- **Material provided**
Segment Open

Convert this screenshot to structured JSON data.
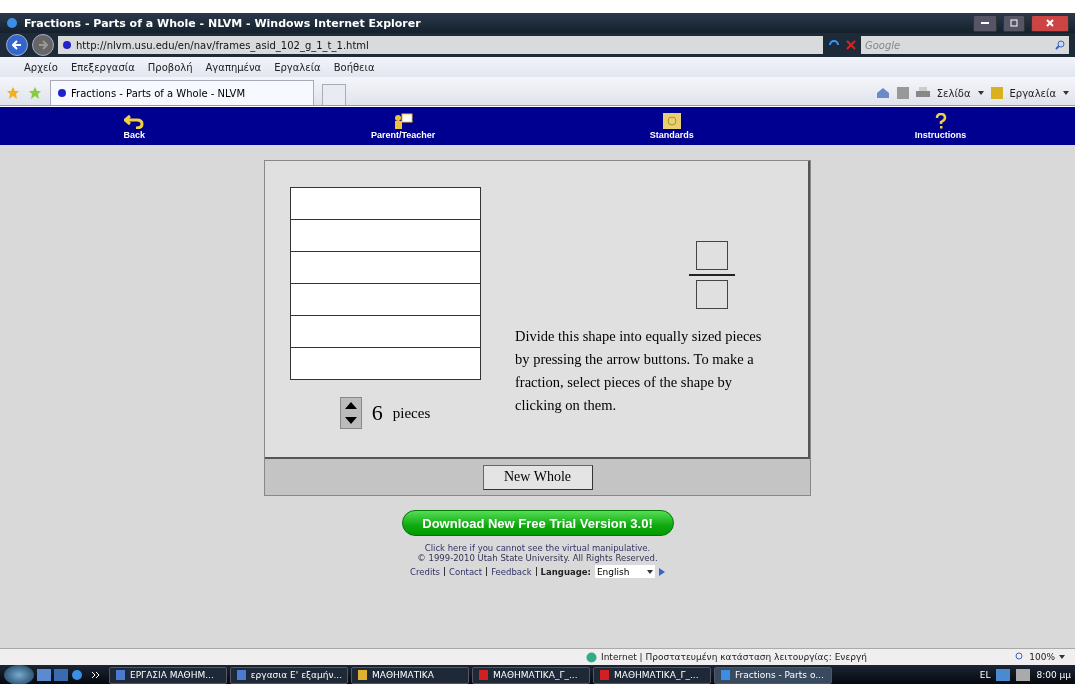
{
  "window": {
    "title": "Fractions - Parts of a Whole - NLVM - Windows Internet Explorer"
  },
  "address_bar": {
    "url": "http://nlvm.usu.edu/en/nav/frames_asid_102_g_1_t_1.html",
    "search_placeholder": "Google"
  },
  "menu": [
    "Αρχείο",
    "Επεξεργασία",
    "Προβολή",
    "Αγαπημένα",
    "Εργαλεία",
    "Βοήθεια"
  ],
  "tab": {
    "title": "Fractions - Parts of a Whole - NLVM",
    "selected": true
  },
  "command_bar": {
    "page": "Σελίδα",
    "tools": "Εργαλεία"
  },
  "nav": [
    {
      "kind": "back",
      "label": "Back"
    },
    {
      "kind": "teacher",
      "label": "Parent/Teacher"
    },
    {
      "kind": "standards",
      "label": "Standards"
    },
    {
      "kind": "help",
      "label": "Instructions"
    }
  ],
  "manipulative": {
    "pieces": [
      {
        "selected": false
      },
      {
        "selected": false
      },
      {
        "selected": false
      },
      {
        "selected": false
      },
      {
        "selected": false
      },
      {
        "selected": false
      }
    ],
    "count": "6",
    "count_unit": "pieces",
    "instructions": "Divide this shape into equally sized pieces by pressing the arrow buttons. To make a fraction, select pieces of the shape by clicking on them.",
    "new_whole": "New Whole"
  },
  "footer": {
    "download": "Download New Free Trial Version 3.0!",
    "help_link": "Click here if you cannot see the virtual manipulative.",
    "copyright": "© 1999-2010 Utah State University. All Rights Reserved.",
    "links": [
      "Credits",
      "Contact",
      "Feedback"
    ],
    "language_label": "Language:",
    "language": "English"
  },
  "status_bar": {
    "zone": "Internet | Προστατευμένη κατάσταση λειτουργίας: Ενεργή",
    "zoom": "100%"
  },
  "taskbar": {
    "items": [
      {
        "kind": "word",
        "label": "ΕΡΓΑΣΙΑ ΜΑΘΗΜ...",
        "selected": false
      },
      {
        "kind": "word",
        "label": "εργασια Ε' εξαμήν...",
        "selected": false
      },
      {
        "kind": "folder",
        "label": "ΜΑΘΗΜΑΤΙΚΑ",
        "selected": false
      },
      {
        "kind": "pdf",
        "label": "ΜΑΘΗΜΑΤΙΚΑ_Γ_...",
        "selected": false
      },
      {
        "kind": "pdf",
        "label": "ΜΑΘΗΜΑΤΙΚΑ_Γ_...",
        "selected": false
      },
      {
        "kind": "ie",
        "label": "Fractions - Parts o...",
        "selected": true
      }
    ],
    "language": "EL",
    "clock": "8:00 μμ"
  }
}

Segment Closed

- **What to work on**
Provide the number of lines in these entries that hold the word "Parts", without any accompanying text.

- **Your solution**
3